Pick every line from the data below that contains the string "label" and copy it.

::::

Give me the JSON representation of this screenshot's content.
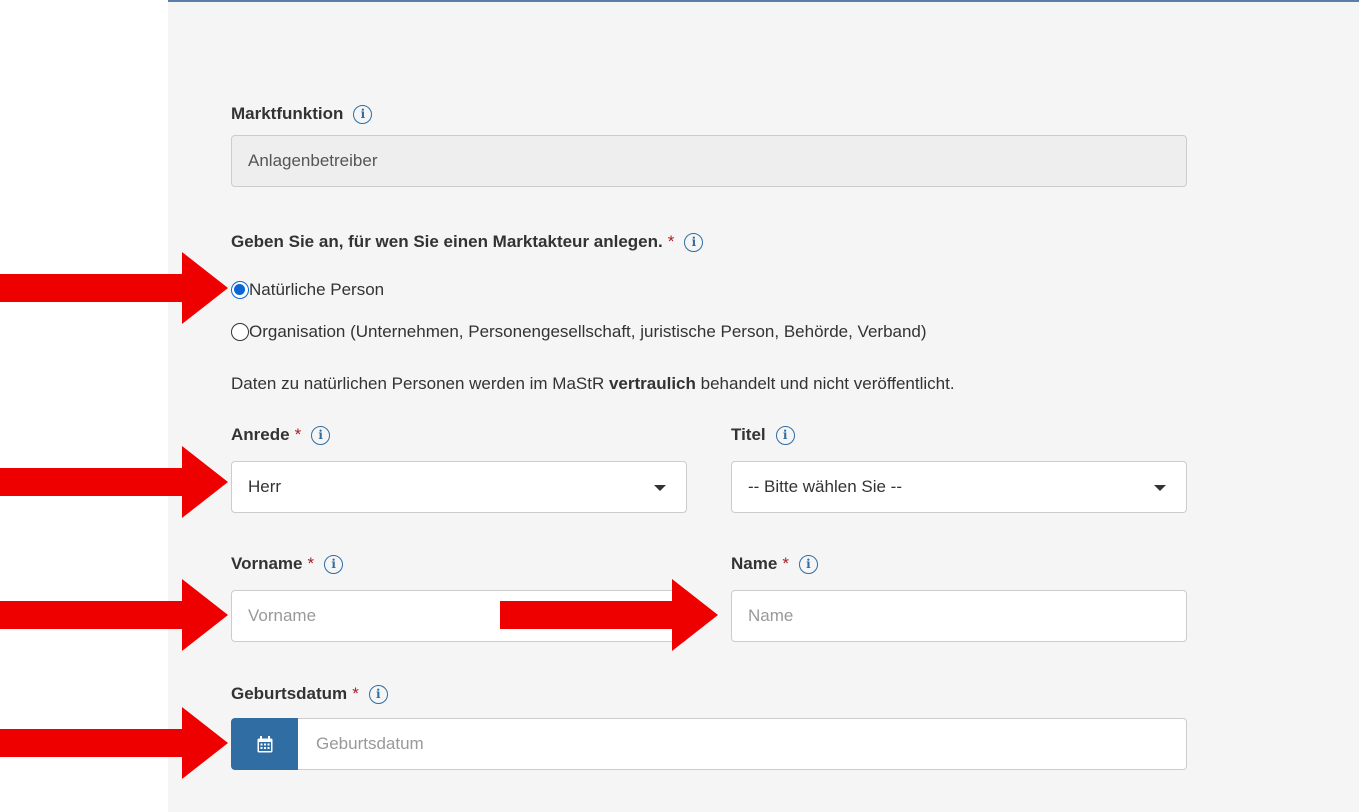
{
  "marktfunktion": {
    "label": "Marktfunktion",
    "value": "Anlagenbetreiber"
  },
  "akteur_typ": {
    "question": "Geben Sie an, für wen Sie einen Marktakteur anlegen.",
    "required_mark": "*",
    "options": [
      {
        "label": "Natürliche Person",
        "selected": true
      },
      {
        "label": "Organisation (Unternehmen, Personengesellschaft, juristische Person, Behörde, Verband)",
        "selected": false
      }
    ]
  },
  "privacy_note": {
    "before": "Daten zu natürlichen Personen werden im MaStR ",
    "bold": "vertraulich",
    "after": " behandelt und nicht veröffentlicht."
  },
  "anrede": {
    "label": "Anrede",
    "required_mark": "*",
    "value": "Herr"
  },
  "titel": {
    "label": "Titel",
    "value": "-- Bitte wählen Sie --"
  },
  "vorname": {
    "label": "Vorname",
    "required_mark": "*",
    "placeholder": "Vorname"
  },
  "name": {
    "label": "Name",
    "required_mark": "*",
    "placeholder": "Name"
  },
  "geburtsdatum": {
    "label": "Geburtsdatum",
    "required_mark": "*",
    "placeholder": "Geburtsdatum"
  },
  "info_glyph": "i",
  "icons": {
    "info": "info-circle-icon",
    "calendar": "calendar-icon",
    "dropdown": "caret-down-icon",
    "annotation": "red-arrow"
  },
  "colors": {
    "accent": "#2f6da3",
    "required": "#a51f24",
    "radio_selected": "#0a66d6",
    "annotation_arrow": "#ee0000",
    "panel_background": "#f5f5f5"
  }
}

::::

### Task solution
    "label": "Marktfunktion",
        "label": "Natürliche Person",
        "label": "Organisation (Unternehmen, Personengesellschaft, juristische Person, Behörde, Verband)",
    "label": "Anrede",
    "label": "Titel",
    "label": "Vorname",
    "label": "Name",
    "label": "Geburtsdatum",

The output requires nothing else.